Physical activity is a vital intervention for arthritis that decreases pain; delays the start of disability; improves muscle strength, mobility, mood and independence; and enhances quality of life. High rates of arthritis among people with other chronic diseases—such as diabetes, heart disease and obesity—for which physical activity is important, increases the value of physical activity as a tool for managing arthritis. Yet, adults with arthritis are less likely to be physically activity than are those without arthritis, according to the Centers for Disease Control and Prevention (CDC).
Arthritis is a serious and painful joint disease that often causes weakness and places severe limits on daily activities from opening a jar to holding a job. With the combination of inactivity, obesity, injury and the aging of our population, the prevalence, health impact and economic consequences of arthritis are expected to rise dramatically. Physical activity for those living with arthritis can be daunting because of the pain they live with everyday, but moving may be the answer when looking for ways to minimize arthritis pain.
In order to dramatically reduce the impact of arthritis, the Arthritis Foundation recently released a report focused on changes that could be made within six important sectors to make physical activity feasible for individuals with arthritis. Environmental and Policy Strategies to Increase Physical Activity Among Adults With Arthritis is the result of an effort by the Arthritis Foundation and 30 stakeholders to identify and prioritize strategies to increase physical activity with the aim of reducing the impact of arthritis.
The report is a comprehensive resource that calls on leaders and organizations in community and public health; health care professionals; transportation, land use and community design; business and industry; park, recreation, fitness and sport; and mass media and communication to help meet the goals of the National Physical Activity Plan for adults with arthritis.

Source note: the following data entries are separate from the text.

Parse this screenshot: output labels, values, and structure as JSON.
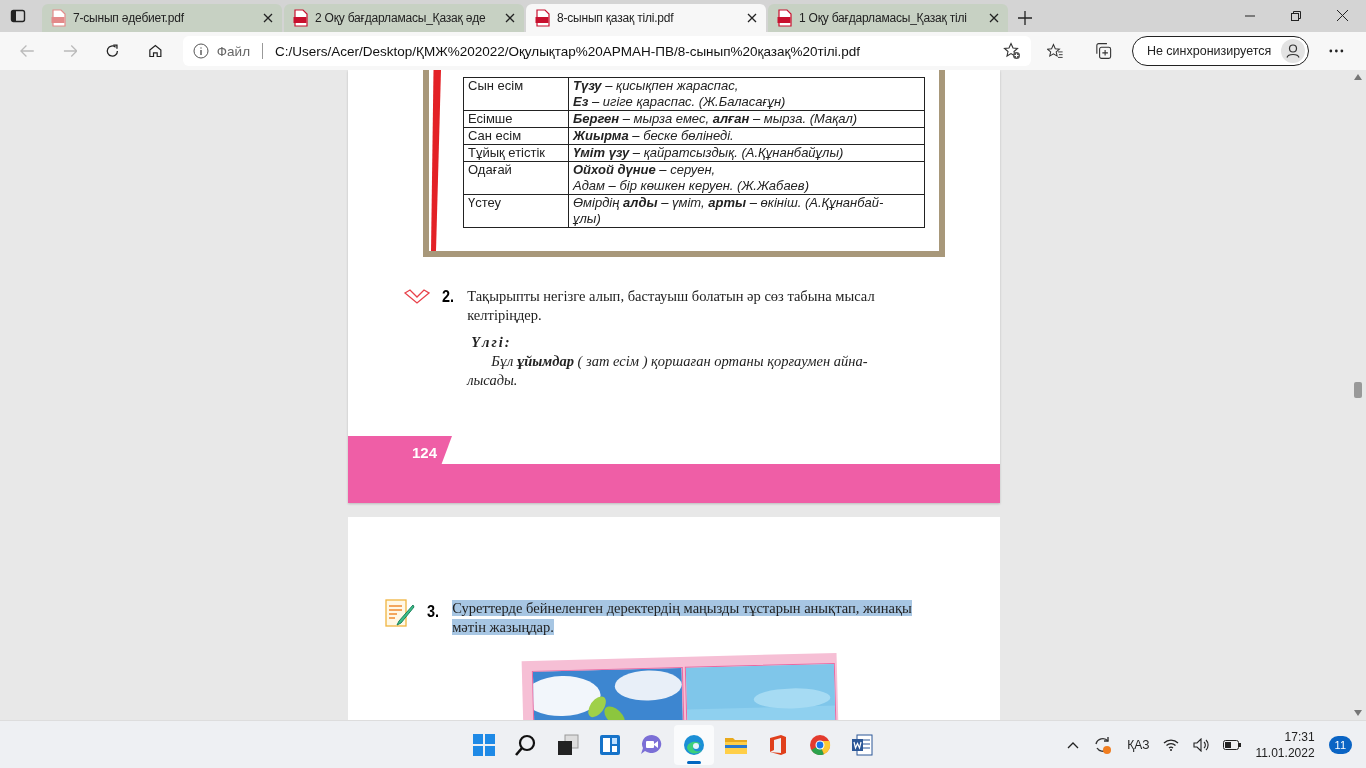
{
  "tabs": [
    {
      "title": "7-сынып әдебиет.pdf",
      "selected": false
    },
    {
      "title": "2 Оқу бағдарламасы_Қазақ әде",
      "selected": false
    },
    {
      "title": "8-сынып қазақ тілі.pdf",
      "selected": true
    },
    {
      "title": "1 Оқу бағдарламасы_Қазақ тілі",
      "selected": false
    }
  ],
  "address_bar": {
    "scheme_label": "Файл",
    "url": "C:/Users/Acer/Desktop/ҚМЖ%202022/Оқулықтар%20АРМАН-ПВ/8-сынып%20қазақ%20тілі.pdf"
  },
  "sync_button": "Не синхронизируется",
  "pages": [
    {
      "table": {
        "rows": [
          {
            "term": "Сын есім",
            "example": [
              "**Түзу** – қисықпен жараспас,",
              "**Ез** – игіге қараспас. (Ж.Баласағұн)"
            ]
          },
          {
            "term": "Есімше",
            "example": [
              "**Берген** – мырза емес, **алған** – мырза. (Мақал)"
            ]
          },
          {
            "term": "Сан есім",
            "example": [
              "**Жиырма** – беске бөлінеді."
            ]
          },
          {
            "term": "Тұйық етістік",
            "example": [
              "**Үміт үзу** – қайратсыздық. (А.Құнанбайұлы)"
            ]
          },
          {
            "term": "Одағай",
            "example": [
              "**Ойхой дүние** – серуен,",
              "Адам – бір көшкен керуен. (Ж.Жабаев)"
            ]
          },
          {
            "term": "Үстеу",
            "example": [
              "Өмірдің **алды** – үміт, **арты** – өкініш. (А.Құнанбай-",
              "ұлы)"
            ]
          }
        ]
      },
      "exercise": {
        "number": "2.",
        "text": "Тақырыпты негізге алып, бастауыш болатын әр сөз табына мысал келтіріңдер.",
        "example_label": "Үлгі:",
        "example_lines": [
          "Бұл **ұйымдар** ( зат есім ) қоршаған ортаны қорғаумен айна-",
          "лысады."
        ]
      },
      "page_number": "124"
    },
    {
      "exercise": {
        "number": "3.",
        "text": "Суреттерде бейнеленген деректердің маңызды тұстарын анықтап, жинақы мәтін жазыңдар.",
        "highlighted": true
      }
    }
  ],
  "taskbar": {
    "apps": [
      {
        "kind": "start",
        "active": false
      },
      {
        "kind": "search",
        "active": false
      },
      {
        "kind": "taskview",
        "active": false
      },
      {
        "kind": "widgets",
        "active": false
      },
      {
        "kind": "chat",
        "active": false
      },
      {
        "kind": "edge",
        "active": true
      },
      {
        "kind": "explorer",
        "active": false
      },
      {
        "kind": "office",
        "active": false
      },
      {
        "kind": "chrome",
        "active": false
      },
      {
        "kind": "word",
        "active": false
      }
    ],
    "language": "ҚАЗ",
    "time": "17:31",
    "date": "11.01.2022",
    "notifications": "11"
  }
}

Numerous stakeholder groups across the country, including the Boston University Center for Enhancing Activity and Participation Among Persons with Arthritis (ENACT), will be working with the Arthritis Foundation and its chapters to implement the strategies outlined in this report.
On June 27th, 2012 Dr. Julie Keysor spoke to a group of veterans at the Twelfth Baptist Church in Roxbury, MA.
This group, which meets frequently and invites speakers to come to group meetings, heard Dr. Keysor speak at another forum earlier this year and asked that she come speak with them about living with arthritis.
The group raised a lot of questions and good discussion followed.
At the recent NARRTC Annual Meeting in Washington, DC, Dr. Keysor received the NARRTC Commendation Award on behalf of Dr. Stephen Haley, which was awarded to Dr. Haley posthumously.
The award recognizes “important contributions and achievements that have strategically advanced the field of disability through research, teaching, service, and advocacy on behalf of persons with disabilities.” Dr. Keysor nominated Dr. Haley in recognition of his impact on the field of disability during his career. Dr. Haley published over 50 papers the last 5 years of his life—a tremendous accomplishment given the pain and health challenges he endured.
Read more about Dr. Haley’s life and accomplishments.
Dr. Daniel K White of Boston University’s Sargent College recently published with ENACT faculty members Drs. Julie Keysor, David Felson, and Michael LaValley, et al in the rheumatology journal Arthritis Care and Research.
The manuscript, entitled “When it Hurts a Positive Attitude May Help: The Association of Positive Affect with Daily Walking in Knee OA: The MOST Study”, uses data from the NIH-funded Multicenter Osteoarthritis (MOST) study. Dr. Keysor is principle investigator on the ancillary MOST-KPAD study on knee pain and disability.